Now, I’m sure you’ve all driven through a toll road or parked in a cash only parking lot. Faced with the option of breaking a dollar bill or digging through your purse and pockets to find enough change, you’d be surprised how many people opt for the former. Spending the extra time to use those coins will mean your monthly expenditures won’t seem so high. A great way to save time is to have a container for all of your change in the car. So next time you’re at a toll road booth, you can just reach for the container and quickly find the change you need.

If you don’t want to take the extra time to rummage through your purse and pockets to find coins when you’re in need of change, take time every week to find all of the change and add it to your piggy bank. You’ll be amazed how quickly that piggy bank fills up.

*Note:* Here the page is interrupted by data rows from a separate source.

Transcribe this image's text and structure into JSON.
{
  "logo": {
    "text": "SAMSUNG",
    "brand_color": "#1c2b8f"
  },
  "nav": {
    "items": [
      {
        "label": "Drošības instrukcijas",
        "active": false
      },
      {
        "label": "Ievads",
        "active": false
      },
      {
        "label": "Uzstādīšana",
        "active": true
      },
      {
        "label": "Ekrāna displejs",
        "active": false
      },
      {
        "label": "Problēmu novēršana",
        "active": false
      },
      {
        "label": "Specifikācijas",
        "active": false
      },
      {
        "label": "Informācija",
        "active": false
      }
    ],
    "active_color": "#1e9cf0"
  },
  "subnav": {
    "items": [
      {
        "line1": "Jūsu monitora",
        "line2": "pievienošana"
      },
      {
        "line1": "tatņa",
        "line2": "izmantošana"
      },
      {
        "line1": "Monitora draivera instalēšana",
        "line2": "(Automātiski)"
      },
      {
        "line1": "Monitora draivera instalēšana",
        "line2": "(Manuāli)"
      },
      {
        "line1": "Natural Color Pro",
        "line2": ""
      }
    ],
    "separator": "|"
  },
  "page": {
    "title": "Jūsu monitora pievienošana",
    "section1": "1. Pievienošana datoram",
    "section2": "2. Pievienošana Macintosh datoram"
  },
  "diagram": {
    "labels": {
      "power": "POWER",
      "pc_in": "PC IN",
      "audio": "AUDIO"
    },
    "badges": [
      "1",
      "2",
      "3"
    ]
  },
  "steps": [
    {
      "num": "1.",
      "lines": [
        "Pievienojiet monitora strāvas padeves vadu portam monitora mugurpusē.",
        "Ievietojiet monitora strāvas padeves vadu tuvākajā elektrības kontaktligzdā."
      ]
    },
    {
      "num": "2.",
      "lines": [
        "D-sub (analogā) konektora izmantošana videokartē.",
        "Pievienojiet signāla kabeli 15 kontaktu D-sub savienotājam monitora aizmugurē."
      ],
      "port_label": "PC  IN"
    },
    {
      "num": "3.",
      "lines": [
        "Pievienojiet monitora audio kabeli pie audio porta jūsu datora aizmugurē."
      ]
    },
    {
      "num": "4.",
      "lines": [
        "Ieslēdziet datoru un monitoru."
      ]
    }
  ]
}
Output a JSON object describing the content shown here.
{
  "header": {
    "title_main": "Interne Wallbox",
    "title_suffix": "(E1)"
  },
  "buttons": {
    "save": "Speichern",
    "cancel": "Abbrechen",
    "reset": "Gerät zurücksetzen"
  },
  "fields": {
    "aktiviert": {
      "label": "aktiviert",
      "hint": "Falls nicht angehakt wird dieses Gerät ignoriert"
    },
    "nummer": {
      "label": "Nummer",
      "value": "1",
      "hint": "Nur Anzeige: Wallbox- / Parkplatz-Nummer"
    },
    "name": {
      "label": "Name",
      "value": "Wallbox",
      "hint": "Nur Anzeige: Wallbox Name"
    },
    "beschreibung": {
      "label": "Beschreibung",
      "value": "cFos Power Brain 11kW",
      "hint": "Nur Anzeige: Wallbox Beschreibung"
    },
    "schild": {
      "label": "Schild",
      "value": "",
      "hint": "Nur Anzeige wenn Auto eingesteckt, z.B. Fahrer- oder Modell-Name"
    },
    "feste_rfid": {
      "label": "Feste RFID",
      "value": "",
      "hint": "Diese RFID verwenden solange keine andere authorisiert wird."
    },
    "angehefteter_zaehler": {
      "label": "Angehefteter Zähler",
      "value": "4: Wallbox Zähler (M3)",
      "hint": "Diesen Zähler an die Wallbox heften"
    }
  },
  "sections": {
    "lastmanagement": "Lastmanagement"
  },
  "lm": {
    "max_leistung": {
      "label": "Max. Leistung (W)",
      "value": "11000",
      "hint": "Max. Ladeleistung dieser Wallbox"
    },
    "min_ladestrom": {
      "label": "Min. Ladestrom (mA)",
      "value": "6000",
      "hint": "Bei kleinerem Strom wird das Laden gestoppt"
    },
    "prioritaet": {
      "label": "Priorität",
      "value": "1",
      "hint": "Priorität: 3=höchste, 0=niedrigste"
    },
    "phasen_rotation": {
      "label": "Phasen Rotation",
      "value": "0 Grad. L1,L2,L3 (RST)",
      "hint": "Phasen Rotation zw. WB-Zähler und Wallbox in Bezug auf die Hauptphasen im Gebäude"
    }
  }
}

Now that your piggy bank has filled up, what should you do with it? You have two options. First, keep saving those pennies for a rainy day or, second, get counting and head to the bank to deposit them into your account. If you’re going with the first option make sure you keep track of the types of coins you have. Some countries are starting to abolish certain coins. Most recently Canada abolished the penny in cash value. If you’re going with the second option you’ll have to roll those coins or bag them up, depending on which country you’re in, before heading to the bank.

It’s not just the cash value of all those coins that matters but also the educational purpose they serve. All us of used coins as a child to learn how to count, and to help us learn the value of money. Depending on the era we were born, we have different ideas of the worth of a penny, a nickel, and a dime but nonetheless we learned to save them to buy candy, comics, and toys. Fast forward to adulthood and many of us forget the value of the coins and focus on the bills. Maybe it’s time to to relearn our childhood appreciation for coins.